|International Classification||H01S3/08, H01S3/083, G02B5/08, G01C19/66, G01C19/64|
|Cooperative Classification||G02B5/0833, H01S3/08059, G01C19/661, H01S3/083|
|European Classification||H01S3/083, H01S3/08R, G01C19/66D, G02B5/08M1N|
|Dec 27, 1985||AS||Assignment|
Owner name: HONEYWELL INC., HONEYWELL PLAZA, MINNEAPOLIS, MINN
Free format text: ASSIGNMENT OF ASSIGNORS INTEREST.;ASSIGNOR:PODGORSKI, THEODORE J.;REEL/FRAME:004502/0892
Effective date: 19851227
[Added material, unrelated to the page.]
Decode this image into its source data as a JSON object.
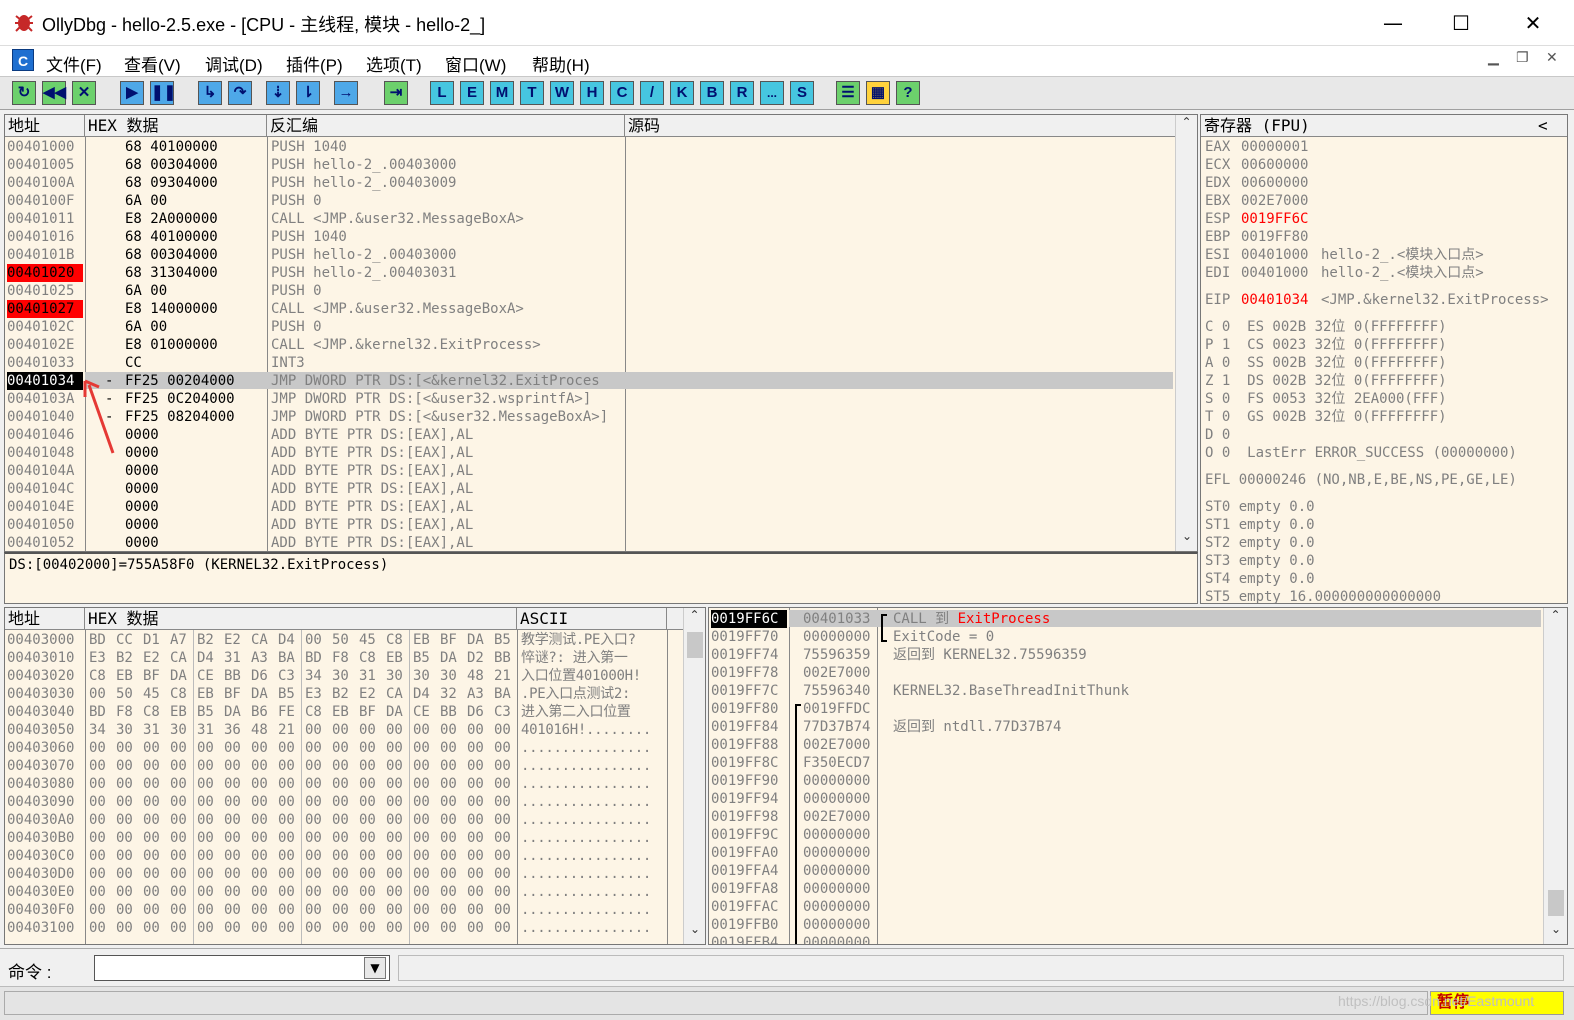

|Sep 18, 1992||FPAY||Fee payment|
Year of fee payment: 4
|Nov 19, 1996||REMI||Maintenance fee reminder mailed|
|Apr 13, 1997||LAPS||Lapse for failure to pay maintenance fees|
|Jun 24, 1997||FP||Expired due to failure to pay maintenance fee|
Effective date: 19970416